#### YOUR ASSIGNMENT
Set down the full listing that follows, word for word.

#### PROVIDED DATA

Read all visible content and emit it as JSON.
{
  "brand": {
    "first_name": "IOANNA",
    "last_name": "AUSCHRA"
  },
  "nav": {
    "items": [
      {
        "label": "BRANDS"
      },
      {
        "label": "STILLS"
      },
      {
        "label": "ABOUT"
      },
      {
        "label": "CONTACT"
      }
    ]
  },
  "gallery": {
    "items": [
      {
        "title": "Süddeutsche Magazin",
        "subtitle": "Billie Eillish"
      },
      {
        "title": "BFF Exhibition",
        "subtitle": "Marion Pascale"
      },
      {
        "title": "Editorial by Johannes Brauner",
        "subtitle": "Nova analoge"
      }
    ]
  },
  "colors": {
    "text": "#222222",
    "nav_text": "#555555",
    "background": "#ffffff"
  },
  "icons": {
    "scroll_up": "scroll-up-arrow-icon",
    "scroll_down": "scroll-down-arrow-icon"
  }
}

#### YOUR SOLUTION
Read all visible content and emit it as JSON.
{
  "brand": {
    "first_name": "IOANNA",
    "last_name": "AUSCHRA"
  },
  "nav": {
    "items": [
      {
        "label": "BRANDS"
      },
      {
        "label": "STILLS"
      },
      {
        "label": "ABOUT"
      },
      {
        "label": "CONTACT"
      }
    ]
  },
  "gallery": {
    "items": [
      {
        "title": "Süddeutsche Magazin",
        "subtitle": "Billie Eillish"
      },
      {
        "title": "BFF Exhibition",
        "subtitle": "Marion Pascale"
      },
      {
        "title": "Editorial by Johannes Brauner",
        "subtitle": "Nova analoge"
      }
    ]
  },
  "colors": {
    "text": "#222222",
    "nav_text": "#555555",
    "background": "#ffffff"
  },
  "icons": {
    "scroll_up": "scroll-up-arrow-icon",
    "scroll_down": "scroll-down-arrow-icon"
  }
}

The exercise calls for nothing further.